The Music/Mobile Tech project is an exciting opportunity for young people in Southampton and on the Isle of White to create and express themselves with the latest music technology. Smartphones and tablets are a huge part of our lives and the Music/Mobile Tech project is about helping our young people, as well as their families and teachers, to unlock the huge potential of these devices.
Our three aims with this project are...
- To help young people improve their composition skills
- To help young people build their confidence and communication skill
- To help staff to make better use of mobile technology
Between July 2016 and July 2017 the project will see over 2000 young people, their families, and setting staff taking part in a range of music technology activities, including...
- Ten-week composition projects
- Electronic music performances and workshops
- Community music workshops
- CPD training and resources for staff
Alongside the project, we also want to use these staff blogs to share our experiences throughout the project, including...
- Sharing music apps and activities we're using
- Reflecting on our experiences taking part in projects, workshops and performances
- Sharing our experiences as we aim to run and manage the project on iPads

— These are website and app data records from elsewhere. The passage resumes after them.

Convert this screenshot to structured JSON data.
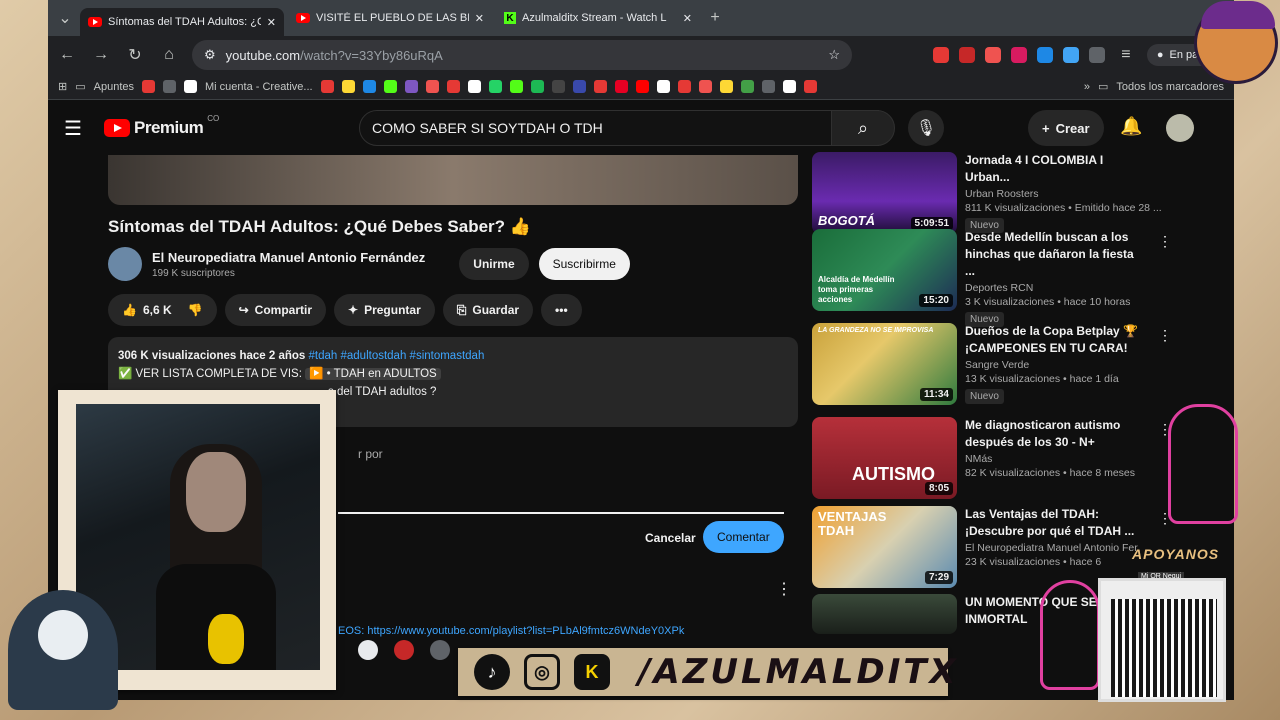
{
  "browser": {
    "tabs": [
      {
        "title": "Síntomas del TDAH Adultos: ¿Q",
        "icon": "youtube-icon"
      },
      {
        "title": "VISITÉ EL PUEBLO DE LAS BRUJ",
        "icon": "youtube-icon"
      },
      {
        "title": "Azulmalditx Stream - Watch L",
        "icon": "kick-icon"
      }
    ],
    "url_domain": "youtube.com",
    "url_path": "/watch?v=33Yby86uRqA",
    "profile_status": "En pausa",
    "bookmarks": [
      {
        "label": "Apuntes"
      },
      {
        "label": "Mi cuenta - Creative..."
      }
    ],
    "all_bookmarks": "Todos los marcadores"
  },
  "youtube": {
    "logo_text": "Premium",
    "logo_country": "CO",
    "search_query": "COMO SABER SI SOYTDAH O TDH",
    "create_label": "Crear",
    "video": {
      "title": "Síntomas del TDAH Adultos: ¿Qué Debes Saber? 👍",
      "channel": "El Neuropediatra Manuel Antonio Fernández",
      "subscribers": "199 K suscriptores",
      "join_label": "Unirme",
      "subscribe_label": "Suscribirme",
      "likes": "6,6 K",
      "share_label": "Compartir",
      "ask_label": "Preguntar",
      "save_label": "Guardar",
      "views": "306 K visualizaciones",
      "age": "hace 2 años",
      "tags": "#tdah #adultostdah #sintomastdah",
      "desc_line1_a": "✅ VER LISTA COMPLETA DE VI",
      "desc_line1_b": "S: ",
      "desc_line1_c": "▶️ • TDAH en ADULTOS",
      "desc_line2": "s del TDAH adultos ?",
      "comment_partial": "r por",
      "link_partial": "EOS: https://www.youtube.com/playlist?list=PLbAl9fmtcz6WNdeY0XPk",
      "cancel_label": "Cancelar",
      "comment_label": "Comentar"
    },
    "recommendations": [
      {
        "title": "Jornada 4 I COLOMBIA I Urban...",
        "channel": "Urban Roosters",
        "meta": "811 K visualizaciones • Emitido hace 28 ...",
        "badge": "Nuevo",
        "duration": "5:09:51",
        "thumb_text": "BOGOTÁ"
      },
      {
        "title": "Desde Medellín buscan a los hinchas que dañaron la fiesta ...",
        "channel": "Deportes RCN",
        "meta": "3 K visualizaciones • hace 10 horas",
        "badge": "Nuevo",
        "duration": "15:20",
        "thumb_text": "Alcaldía de Medellín toma primeras acciones"
      },
      {
        "title": "Dueños de la Copa Betplay 🏆 ¡CAMPEONES EN TU CARA!",
        "channel": "Sangre Verde",
        "meta": "13 K visualizaciones • hace 1 día",
        "badge": "Nuevo",
        "duration": "11:34",
        "thumb_text": "LA GRANDEZA NO SE IMPROVISA"
      },
      {
        "title": "Me diagnosticaron autismo después de los 30 - N+",
        "channel": "NMás",
        "meta": "82 K visualizaciones • hace 8 meses",
        "badge": "",
        "duration": "8:05",
        "thumb_text": "AUTISMO"
      },
      {
        "title": "Las Ventajas del TDAH: ¡Descubre por qué el TDAH ...",
        "channel": "El Neuropediatra Manuel Antonio Fer",
        "meta": "23 K visualizaciones • hace 6",
        "badge": "",
        "duration": "7:29",
        "thumb_text": "VENTAJAS TDAH"
      },
      {
        "title": "UN MOMENTO QUE SE INMORTAL",
        "channel": "",
        "meta": "",
        "badge": "",
        "duration": "",
        "thumb_text": ""
      }
    ]
  },
  "overlay": {
    "banner_text": "/AZULMALDITX",
    "apoyanos": "APOYANOS",
    "qr_label": "Mi QR Nequi"
  }
}
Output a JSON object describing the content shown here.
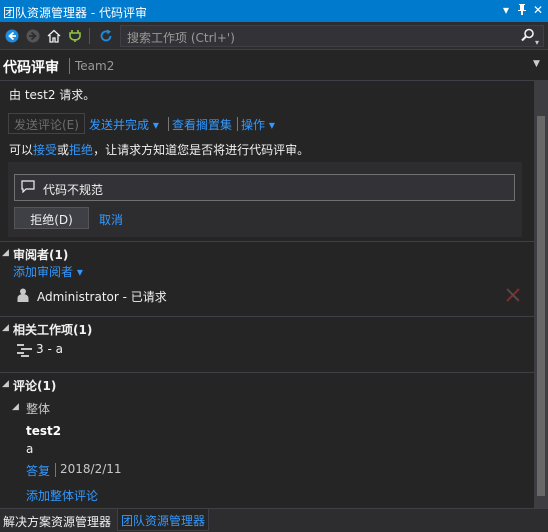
{
  "window": {
    "title": "团队资源管理器 - 代码评审",
    "pin_glyph": "▾",
    "pushpin_glyph": "⊓",
    "close_glyph": "✕"
  },
  "toolbar": {
    "search_placeholder": "搜索工作项 (Ctrl+')",
    "search_icon_glyph": "⌕"
  },
  "header": {
    "title": "代码评审",
    "team": "Team2",
    "menu_glyph": "▼"
  },
  "request": {
    "text": "由 test2 请求。",
    "send_comments_label": "发送评论(E)",
    "send_and_complete_label": "发送并完成 ▾",
    "view_shelveset_label": "查看搁置集",
    "actions_label": "操作 ▾",
    "accept_prefix": "可以",
    "accept_label": "接受",
    "or_text": "或",
    "decline_label": "拒绝",
    "accept_suffix": "，让请求方知道您是否将进行代码评审。"
  },
  "reject_panel": {
    "reason_value": "代码不规范",
    "reject_button_label": "拒绝(D)",
    "cancel_label": "取消"
  },
  "reviewers": {
    "title": "审阅者(1)",
    "add_label": "添加审阅者 ▾",
    "items": [
      {
        "name": "Administrator - 已请求"
      }
    ]
  },
  "work_items": {
    "title": "相关工作项(1)",
    "items": [
      {
        "label": "3 - a"
      }
    ]
  },
  "comments": {
    "title": "评论(1)",
    "group_label": "整体",
    "author": "test2",
    "body": "a",
    "reply_label": "答复",
    "date": "2018/2/11",
    "add_overall_label": "添加整体评论"
  },
  "tabs": [
    {
      "label": "解决方案资源管理器"
    },
    {
      "label": "团队资源管理器"
    }
  ],
  "colors": {
    "accent": "#007acc",
    "link": "#3399ff",
    "background": "#252526"
  }
}
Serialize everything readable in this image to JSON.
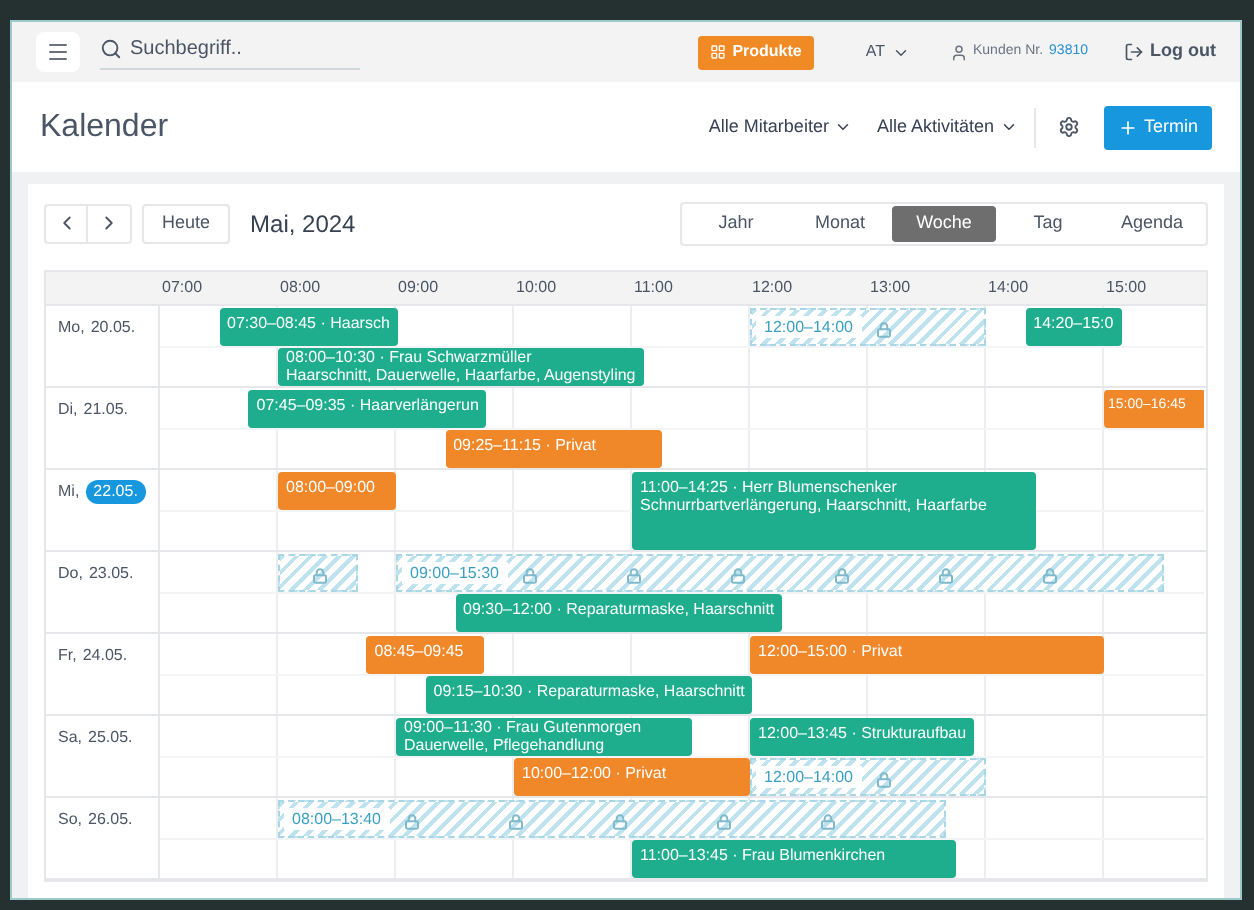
{
  "topbar": {
    "search": {
      "placeholder": "Suchbegriff.."
    },
    "products_button": "Produkte",
    "language": "AT",
    "customer_label": "Kunden Nr.",
    "customer_number": "93810",
    "logout": "Log out"
  },
  "header": {
    "title": "Kalender",
    "filters": [
      "Alle Mitarbeiter",
      "Alle Aktivitäten"
    ],
    "new_button": "Termin"
  },
  "toolbar": {
    "today": "Heute",
    "period": "Mai, 2024",
    "views": [
      {
        "label": "Jahr",
        "selected": false
      },
      {
        "label": "Monat",
        "selected": false
      },
      {
        "label": "Woche",
        "selected": true
      },
      {
        "label": "Tag",
        "selected": false
      },
      {
        "label": "Agenda",
        "selected": false
      }
    ]
  },
  "hours": [
    "07:00",
    "08:00",
    "09:00",
    "10:00",
    "11:00",
    "12:00",
    "13:00",
    "14:00",
    "15:00"
  ],
  "days": [
    {
      "weekday": "Mo,",
      "date": "20.05.",
      "today": false,
      "lanes": [
        {
          "events": [
            {
              "kind": "appointment",
              "text": "07:30–08:45 · Haarsch"
            },
            {
              "kind": "blocked",
              "text": "12:00–14:00"
            },
            {
              "kind": "appointment",
              "text": "14:20–15:0"
            }
          ]
        },
        {
          "events": [
            {
              "kind": "appointment",
              "text": "08:00–10:30 · Frau Schwarzmüller",
              "detail": "Haarschnitt, Dauerwelle, Haarfarbe, Augenstyling"
            }
          ]
        }
      ]
    },
    {
      "weekday": "Di,",
      "date": "21.05.",
      "today": false,
      "lanes": [
        {
          "events": [
            {
              "kind": "appointment",
              "text": "07:45–09:35 · Haarverlängerun"
            },
            {
              "kind": "private",
              "text": "15:00–16:45"
            }
          ]
        },
        {
          "events": [
            {
              "kind": "private",
              "text": "09:25–11:15 · Privat"
            }
          ]
        }
      ]
    },
    {
      "weekday": "Mi,",
      "date": "22.05.",
      "today": true,
      "lanes": [
        {
          "events": [
            {
              "kind": "private",
              "text": "08:00–09:00"
            }
          ]
        }
      ],
      "spanning_events": [
        {
          "kind": "appointment",
          "text": "11:00–14:25 · Herr Blumenschenker",
          "detail": "Schnurrbartverlängerung, Haarschnitt, Haarfarbe"
        }
      ]
    },
    {
      "weekday": "Do,",
      "date": "23.05.",
      "today": false,
      "lanes": [
        {
          "events": [
            {
              "kind": "blocked",
              "text": "09:00–15:30"
            }
          ]
        },
        {
          "events": [
            {
              "kind": "appointment",
              "text": "09:30–12:00 · Reparaturmaske, Haarschnitt"
            }
          ]
        }
      ]
    },
    {
      "weekday": "Fr,",
      "date": "24.05.",
      "today": false,
      "lanes": [
        {
          "events": [
            {
              "kind": "private",
              "text": "08:45–09:45"
            },
            {
              "kind": "private",
              "text": "12:00–15:00 · Privat"
            }
          ]
        },
        {
          "events": [
            {
              "kind": "appointment",
              "text": "09:15–10:30 · Reparaturmaske, Haarschnitt"
            }
          ]
        }
      ]
    },
    {
      "weekday": "Sa,",
      "date": "25.05.",
      "today": false,
      "lanes": [
        {
          "events": [
            {
              "kind": "appointment",
              "text": "09:00–11:30 · Frau Gutenmorgen",
              "detail": "Dauerwelle, Pflegehandlung"
            },
            {
              "kind": "appointment",
              "text": "12:00–13:45 · Strukturaufbau"
            }
          ]
        },
        {
          "events": [
            {
              "kind": "private",
              "text": "10:00–12:00 · Privat"
            },
            {
              "kind": "blocked",
              "text": "12:00–14:00"
            }
          ]
        }
      ]
    },
    {
      "weekday": "So,",
      "date": "26.05.",
      "today": false,
      "lanes": [
        {
          "events": [
            {
              "kind": "blocked",
              "text": "08:00–13:40"
            }
          ]
        },
        {
          "events": [
            {
              "kind": "appointment",
              "text": "11:00–13:45 · Frau Blumenkirchen"
            }
          ]
        }
      ]
    }
  ]
}
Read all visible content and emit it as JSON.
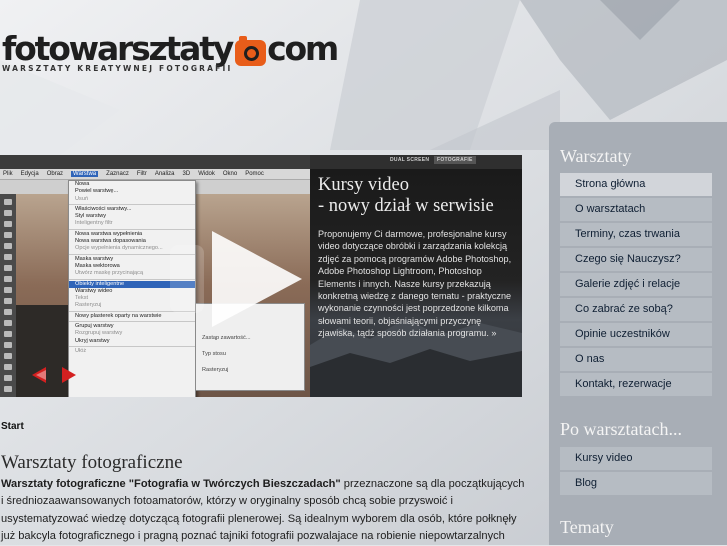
{
  "logo": {
    "word_left": "fotowarsztaty",
    "word_right": "com",
    "tagline": "WARSZTATY KREATYWNEJ FOTOGRAFII",
    "accent_color": "#e85d1a"
  },
  "slider": {
    "screenshot": {
      "menu_bar": [
        "Plik",
        "Edycja",
        "Obraz",
        "Warstwa",
        "Zaznacz",
        "Filtr",
        "Analiza",
        "3D",
        "Widok",
        "Okno",
        "Pomoc"
      ],
      "active_menu": "Warstwa",
      "menu_items": [
        {
          "label": "Nowa",
          "state": "normal"
        },
        {
          "label": "Powiel warstwę...",
          "state": "normal"
        },
        {
          "label": "Usuń",
          "state": "dim"
        },
        {
          "sep": true
        },
        {
          "label": "Właściwości warstwy...",
          "state": "normal"
        },
        {
          "label": "Styl warstwy",
          "state": "normal"
        },
        {
          "label": "Inteligentny filtr",
          "state": "dim"
        },
        {
          "sep": true
        },
        {
          "label": "Nowa warstwa wypełnienia",
          "state": "normal"
        },
        {
          "label": "Nowa warstwa dopasowania",
          "state": "normal"
        },
        {
          "label": "Opcje wypełnienia dynamicznego...",
          "state": "dim"
        },
        {
          "sep": true
        },
        {
          "label": "Maska warstwy",
          "state": "normal"
        },
        {
          "label": "Maska wektorowa",
          "state": "normal"
        },
        {
          "label": "Utwórz maskę przycinającą",
          "state": "dim"
        },
        {
          "sep": true
        },
        {
          "label": "Obiekty inteligentne",
          "state": "hl"
        },
        {
          "label": "Warstwy wideo",
          "state": "normal"
        },
        {
          "label": "Tekst",
          "state": "dim"
        },
        {
          "label": "Rasteryzuj",
          "state": "dim"
        },
        {
          "sep": true
        },
        {
          "label": "Nowy plasterek oparty na warstwie",
          "state": "normal"
        },
        {
          "sep": true
        },
        {
          "label": "Grupuj warstwy",
          "state": "normal"
        },
        {
          "label": "Rozgrupuj warstwy",
          "state": "dim"
        },
        {
          "label": "Ukryj warstwy",
          "state": "normal"
        },
        {
          "sep": true
        },
        {
          "label": "Ułóż",
          "state": "dim"
        }
      ],
      "submenu_items": [
        "Zastąp zawartość...",
        "Typ stosu",
        "Rasteryzuj"
      ],
      "workspace_tabs": [
        "DUAL SCREEN",
        "FOTOGRAFIE"
      ]
    },
    "title_line1": "Kursy video",
    "title_line2": "- nowy dział w serwisie",
    "description": "Proponujemy Ci darmowe, profesjonalne kursy video dotyczące obróbki i zarządzania kolekcją zdjęć za pomocą programów Adobe Photoshop, Adobe Photoshop Lightroom, Photoshop Elements i innych. Nasze kursy przekazują konkretną wiedzę z danego tematu - praktyczne wykonanie czynności jest poprzedzone kilkoma słowami teorii, objaśniającymi przyczynę zjawiska, tądż sposób działania programu.",
    "more_marker": "»",
    "arrow_color": "#d42020"
  },
  "breadcrumb": "Start",
  "main": {
    "title": "Warsztaty fotograficzne",
    "intro_bold": "Warsztaty fotograficzne \"Fotografia w Twórczych Bieszczadach\"",
    "intro_rest": " przeznaczone są dla początkujących i średniozaawansowanych fotoamatorów, którzy w oryginalny sposób chcą sobie przyswoić i usystematyzować wiedzę dotyczącą fotografii plenerowej. Są idealnym wyborem dla osób, które połknęły już bakcyla fotograficznego i pragną poznać tajniki fotografii pozwalajace na robienie niepowtarzalnych"
  },
  "sidebar": {
    "section1": {
      "title": "Warsztaty",
      "items": [
        "Strona główna",
        "O warsztatach",
        "Terminy, czas trwania",
        "Czego się Nauczysz?",
        "Galerie zdjęć i relacje",
        "Co zabrać ze sobą?",
        "Opinie uczestników",
        "O nas",
        "Kontakt, rezerwacje"
      ]
    },
    "section2": {
      "title": "Po warsztatach...",
      "items": [
        "Kursy video",
        "Blog"
      ]
    },
    "section3": {
      "title": "Tematy"
    },
    "colors": {
      "panel": "#a8aeb6",
      "item": "#b6bcc3",
      "item_active": "#d2d5da"
    }
  }
}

We hope that sharing our experiences in this way will help both ourselves, as we reflect upon and consolodate what we have learnt, as well as helping others to benefit from what we learn along the way.